We finished up the day by putting the ePortfolio on trial, with a judge, jury, prosecution and defence all in attendance! Arguments centred on such questions as “why doesn’t everyone have an ePortfolio?” and “is the ePortfolio dead?”. Serge Ravet (Europortfolio / ADPIOS, France), appearing for the prosecution, was critical of how eportfolios too often represent inauthentic learning. They usually don’t convey the authentic voice of the learner – particularly if they are graded – as students game the system and formulate the voice expected of them by the teacher. Why doesn’t everyone have one? Well, they’re difficult! They take time and only thrive under certain conditions but perhaps, as one ‘witness’ argued, we just haven’t given them enough time. It takes more than a couple of decades for an approach or technology to transform education. Or maybe we are being too insular when we should be thinking more broadly about what an ePortfolio is – is it a tool or a concept? If it’s the latter, isn’t Facebook, Twitter, our whole digital footprint a kind of ePortfolio? That certainly seems to be premise of the MyShowcase and Open Badge Passport platforms I wrote about in Day 1, where the focus is on aggregating one’s content or evidence from across the web and contextualising it to develop a showcase portfolio. I’m not sure we reached a conclusion on the charge (in fact, I’m not 100% clear on what the charge was in the end!), but questioning why we should bother with ePortfolios at all was a thought-provoking end to Day 2.

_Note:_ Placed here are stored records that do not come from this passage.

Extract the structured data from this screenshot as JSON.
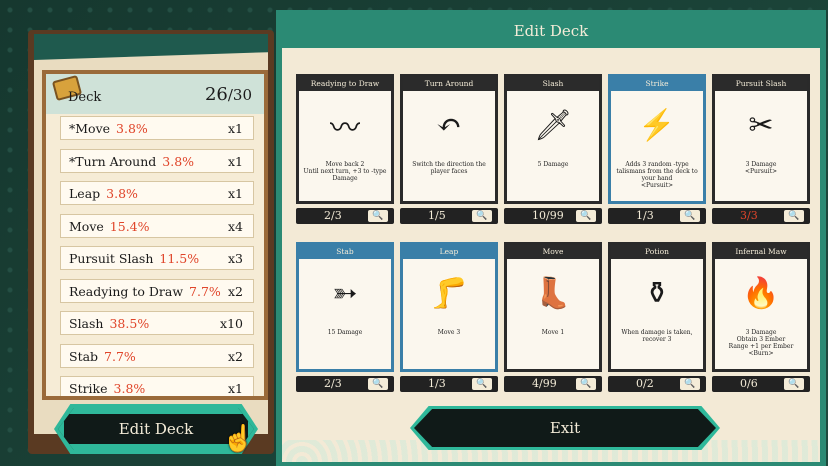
{
  "deck_panel": {
    "title": "Deck",
    "count": "26",
    "max": "/30",
    "items": [
      {
        "name": "*Move",
        "pct": "3.8%",
        "qty": "x1"
      },
      {
        "name": "*Turn Around",
        "pct": "3.8%",
        "qty": "x1"
      },
      {
        "name": "Leap",
        "pct": "3.8%",
        "qty": "x1"
      },
      {
        "name": "Move",
        "pct": "15.4%",
        "qty": "x4"
      },
      {
        "name": "Pursuit Slash",
        "pct": "11.5%",
        "qty": "x3"
      },
      {
        "name": "Readying to Draw",
        "pct": "7.7%",
        "qty": "x2"
      },
      {
        "name": "Slash",
        "pct": "38.5%",
        "qty": "x10"
      },
      {
        "name": "Stab",
        "pct": "7.7%",
        "qty": "x2"
      },
      {
        "name": "Strike",
        "pct": "3.8%",
        "qty": "x1"
      }
    ],
    "edit_button": "Edit Deck"
  },
  "edit_panel": {
    "title": "Edit Deck",
    "exit_button": "Exit",
    "cards": [
      {
        "title": "Readying to Draw",
        "desc": "Move back 2\nUntil next turn, +3 to -type Damage",
        "count": "2/3",
        "icon": "ink-swirl-icon",
        "blue": false,
        "red": false
      },
      {
        "title": "Turn Around",
        "desc": "Switch the direction the player faces",
        "count": "1/5",
        "icon": "turn-arrow-icon",
        "blue": false,
        "red": false
      },
      {
        "title": "Slash",
        "desc": "5 Damage",
        "count": "10/99",
        "icon": "sword-icon",
        "blue": false,
        "red": false
      },
      {
        "title": "Strike",
        "desc": "Adds 3 random -type talismans from the deck to your hand\n<Pursuit>",
        "count": "1/3",
        "icon": "strike-icon",
        "blue": true,
        "red": false
      },
      {
        "title": "Pursuit Slash",
        "desc": "3 Damage\n<Pursuit>",
        "count": "3/3",
        "icon": "pursuit-slash-icon",
        "blue": false,
        "red": true
      },
      {
        "title": "Stab",
        "desc": "15 Damage",
        "count": "2/3",
        "icon": "spear-icon",
        "blue": true,
        "red": false
      },
      {
        "title": "Leap",
        "desc": "Move 3",
        "count": "1/3",
        "icon": "leap-leg-icon",
        "blue": true,
        "red": false
      },
      {
        "title": "Move",
        "desc": "Move 1",
        "count": "4/99",
        "icon": "boot-icon",
        "blue": false,
        "red": false
      },
      {
        "title": "Potion",
        "desc": "When damage is taken, recover 3",
        "count": "0/2",
        "icon": "potion-icon",
        "blue": false,
        "red": false
      },
      {
        "title": "Infernal Maw",
        "desc": "3 Damage\nObtain 3 Ember\nRange +1 per Ember\n<Burn>",
        "count": "0/6",
        "icon": "fire-maw-icon",
        "blue": false,
        "red": false
      }
    ]
  }
}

Key discussion points of the day:
– How do we get employers’ input into open badge design and development?

– Do employers value ePortfolios?

– What is an ePortfolio and are they still relevant?

– Are endorsements without evidence of any value?

 Key projects and resources from today: 

 My ePIC conference Storify: https://storify.com/Roisin_Cassidy/epic-2015-disruptive-technologies-for-transformati

Europortfolio Network: http://www.europortfolio.org/

ePortfolio Self-Development Study Course: http://platform.europeanmoocs.eu/course_eportfolio_self_development_st

Indiana University – Purdue University Indianapolis. 2015. Literature Review (for development of an eportfolio conceptual model): http://pdp.uc.iupui.edu/AboutePDP/LiteratureReview.aspx

The full conference programme and session details are available from the ePIC 2015 website.